We heard stories that break your heart. Thousands killed, often with machetes; widespread rape, destruction of homes, shops and villages. There were 36 mosques in Bangui; now there are seven. One man told us that 13 of his brothers were burned to death the same day. Another told about a hand grenade thrown into a group of people while they prayed. The National Highway was closed by all the unrest, so trucks and supplies can’t access the country. Villagers have fled into the bush out of fear; their villages are empty, and no crops are being planted. One million people have fled the country or are internally displaced. There is a refugee camp at the little airport that swelled to 100,000.

Seeds for planting are not available; some will be imported from Cameroon, but they are also in short supply and giving priority to their own farmers saying that any surplus will be sold to CAR. There is threat of wide-scale famine. Before all this CAR was one of the poorest nations in the world with people living on less that $2 per day. Current shortages are inflating food prices.
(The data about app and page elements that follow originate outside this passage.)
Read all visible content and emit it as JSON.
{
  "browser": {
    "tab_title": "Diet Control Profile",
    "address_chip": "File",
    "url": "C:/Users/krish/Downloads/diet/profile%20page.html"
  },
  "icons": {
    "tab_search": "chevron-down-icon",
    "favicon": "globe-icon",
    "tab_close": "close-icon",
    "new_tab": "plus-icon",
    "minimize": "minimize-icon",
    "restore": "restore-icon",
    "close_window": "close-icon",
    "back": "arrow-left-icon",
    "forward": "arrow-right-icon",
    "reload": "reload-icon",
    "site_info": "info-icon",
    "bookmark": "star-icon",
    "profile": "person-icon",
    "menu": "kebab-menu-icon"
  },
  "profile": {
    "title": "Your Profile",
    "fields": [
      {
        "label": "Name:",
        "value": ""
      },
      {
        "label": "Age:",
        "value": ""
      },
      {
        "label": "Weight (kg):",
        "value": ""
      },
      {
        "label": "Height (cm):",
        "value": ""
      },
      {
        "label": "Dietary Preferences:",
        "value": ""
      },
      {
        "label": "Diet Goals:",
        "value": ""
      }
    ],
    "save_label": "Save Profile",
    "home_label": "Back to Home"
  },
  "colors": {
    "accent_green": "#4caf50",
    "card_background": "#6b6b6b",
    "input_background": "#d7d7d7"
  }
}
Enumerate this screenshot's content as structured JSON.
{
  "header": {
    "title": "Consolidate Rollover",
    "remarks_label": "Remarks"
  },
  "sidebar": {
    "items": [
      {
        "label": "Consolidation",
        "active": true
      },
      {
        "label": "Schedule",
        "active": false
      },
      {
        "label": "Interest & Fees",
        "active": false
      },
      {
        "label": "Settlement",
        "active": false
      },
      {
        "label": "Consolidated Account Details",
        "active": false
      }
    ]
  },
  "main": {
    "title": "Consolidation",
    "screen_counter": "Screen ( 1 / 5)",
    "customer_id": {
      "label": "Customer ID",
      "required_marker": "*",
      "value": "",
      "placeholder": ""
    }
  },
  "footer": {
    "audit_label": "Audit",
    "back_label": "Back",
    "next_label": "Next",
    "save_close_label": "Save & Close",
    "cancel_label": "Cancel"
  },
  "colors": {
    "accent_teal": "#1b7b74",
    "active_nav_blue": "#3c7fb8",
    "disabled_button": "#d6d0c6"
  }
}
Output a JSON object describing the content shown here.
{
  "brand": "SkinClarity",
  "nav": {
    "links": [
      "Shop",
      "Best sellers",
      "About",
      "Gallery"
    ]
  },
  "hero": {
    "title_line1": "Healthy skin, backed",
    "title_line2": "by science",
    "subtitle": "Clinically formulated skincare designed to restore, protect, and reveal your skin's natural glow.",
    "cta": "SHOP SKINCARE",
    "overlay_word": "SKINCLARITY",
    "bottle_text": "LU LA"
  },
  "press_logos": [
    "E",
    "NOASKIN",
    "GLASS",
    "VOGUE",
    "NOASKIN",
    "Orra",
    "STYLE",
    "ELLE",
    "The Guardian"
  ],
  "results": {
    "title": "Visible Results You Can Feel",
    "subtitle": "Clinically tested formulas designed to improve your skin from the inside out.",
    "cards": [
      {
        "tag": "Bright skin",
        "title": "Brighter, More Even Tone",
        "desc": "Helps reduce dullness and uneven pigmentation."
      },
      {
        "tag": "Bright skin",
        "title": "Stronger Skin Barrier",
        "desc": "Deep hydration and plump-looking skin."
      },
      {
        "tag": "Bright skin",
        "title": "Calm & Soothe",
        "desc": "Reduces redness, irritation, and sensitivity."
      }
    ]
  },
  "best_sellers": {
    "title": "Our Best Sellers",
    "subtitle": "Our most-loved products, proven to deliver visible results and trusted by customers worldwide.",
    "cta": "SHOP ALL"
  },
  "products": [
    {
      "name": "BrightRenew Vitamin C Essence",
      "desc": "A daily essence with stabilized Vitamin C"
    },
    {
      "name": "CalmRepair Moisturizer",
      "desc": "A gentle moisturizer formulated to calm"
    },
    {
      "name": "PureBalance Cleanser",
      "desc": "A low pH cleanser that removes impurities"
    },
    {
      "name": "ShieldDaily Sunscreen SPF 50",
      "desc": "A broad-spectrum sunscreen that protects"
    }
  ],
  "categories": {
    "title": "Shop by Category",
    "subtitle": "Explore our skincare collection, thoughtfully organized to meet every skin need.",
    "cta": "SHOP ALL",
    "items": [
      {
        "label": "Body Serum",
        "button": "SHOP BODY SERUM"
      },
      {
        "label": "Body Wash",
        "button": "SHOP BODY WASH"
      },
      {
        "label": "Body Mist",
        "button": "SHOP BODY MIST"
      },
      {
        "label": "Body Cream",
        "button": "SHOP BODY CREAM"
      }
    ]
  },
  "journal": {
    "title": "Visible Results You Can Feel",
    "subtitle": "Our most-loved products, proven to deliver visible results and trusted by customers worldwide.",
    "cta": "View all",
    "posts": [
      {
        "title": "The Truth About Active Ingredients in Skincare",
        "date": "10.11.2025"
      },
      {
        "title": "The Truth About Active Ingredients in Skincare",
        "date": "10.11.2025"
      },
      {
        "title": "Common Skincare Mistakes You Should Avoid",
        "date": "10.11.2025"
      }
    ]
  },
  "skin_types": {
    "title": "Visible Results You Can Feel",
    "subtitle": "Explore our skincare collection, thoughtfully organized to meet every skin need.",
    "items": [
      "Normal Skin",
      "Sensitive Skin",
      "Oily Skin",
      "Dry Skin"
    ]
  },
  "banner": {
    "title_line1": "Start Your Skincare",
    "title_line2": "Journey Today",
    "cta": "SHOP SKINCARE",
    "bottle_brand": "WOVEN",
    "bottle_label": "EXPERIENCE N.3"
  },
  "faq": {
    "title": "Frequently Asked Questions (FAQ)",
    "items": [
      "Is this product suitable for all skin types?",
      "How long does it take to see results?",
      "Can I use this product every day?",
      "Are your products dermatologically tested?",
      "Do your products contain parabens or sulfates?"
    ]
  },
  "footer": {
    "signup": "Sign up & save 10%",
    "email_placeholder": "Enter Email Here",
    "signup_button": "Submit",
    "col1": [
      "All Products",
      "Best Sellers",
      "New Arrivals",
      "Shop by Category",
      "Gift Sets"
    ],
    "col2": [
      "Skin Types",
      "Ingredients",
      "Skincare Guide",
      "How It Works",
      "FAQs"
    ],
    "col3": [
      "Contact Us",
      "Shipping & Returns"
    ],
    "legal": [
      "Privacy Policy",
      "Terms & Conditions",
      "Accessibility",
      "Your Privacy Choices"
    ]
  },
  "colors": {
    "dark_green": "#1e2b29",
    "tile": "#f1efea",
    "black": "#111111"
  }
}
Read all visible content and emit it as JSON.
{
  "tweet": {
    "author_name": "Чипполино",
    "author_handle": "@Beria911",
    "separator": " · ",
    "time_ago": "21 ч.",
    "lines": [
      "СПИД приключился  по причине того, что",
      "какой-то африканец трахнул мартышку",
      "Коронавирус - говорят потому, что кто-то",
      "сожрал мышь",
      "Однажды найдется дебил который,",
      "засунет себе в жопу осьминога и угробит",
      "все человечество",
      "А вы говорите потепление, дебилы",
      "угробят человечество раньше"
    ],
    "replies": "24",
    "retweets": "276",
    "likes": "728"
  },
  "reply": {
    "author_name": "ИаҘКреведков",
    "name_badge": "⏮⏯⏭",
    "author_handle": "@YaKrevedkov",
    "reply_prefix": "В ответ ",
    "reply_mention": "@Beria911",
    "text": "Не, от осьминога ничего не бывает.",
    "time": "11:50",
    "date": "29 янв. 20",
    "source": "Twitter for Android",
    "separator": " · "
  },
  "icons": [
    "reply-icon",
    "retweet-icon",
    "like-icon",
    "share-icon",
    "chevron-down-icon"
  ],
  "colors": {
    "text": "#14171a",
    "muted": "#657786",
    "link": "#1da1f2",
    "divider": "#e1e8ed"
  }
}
In Bangui, the capital of CAR, chickens are selling for $12 each. (To make a comparison: If you earn $50,000 a year in the United States, it would cost you over $800 to buy one chicken for your family.)

Some say that this is a religious battle between Christians and Muslims. It is a common assertion in our western press. I can see why they say this, since there are similar lines politically, demographically and religiously. However, the leaders we talked to in CAR insist this is not a religious war. To the contrary, the religious leaders are the loudest most courageous voices against the violence and the strongest promoters of peace.

As we sat in the ambassador’s residence, one of the militia representatives said that the people of CAR have not made God the priority. He said that most important in the Central African Republic is for the people of the nation to turn their hearts and actions to God. His prayer was that human tragedy would turn into spiritual renewal.

I am deeply disturbed by the hypocrisy of our own culture to racism. We can take such swift action against the offensive comments of an NBA team owner made in private, while we show little to no concern for Africans starving, suffering, and being slaughtered in CAR. Wouldn’t it be amazing if NBA Commissioner Adam Silver took that 2.5 million he is fining Donald Sterling, added several million more from any other owner or player in the NBA who ever made a racist comment in private, and then sent it to help our brothers and sisters in CAR? That would be an incredible statement! Back to reality- let us pray for CAR, financially help the aid organizations working there, enlighten our elected representatives, and do whatever we can to keep this tragedy on the world stage.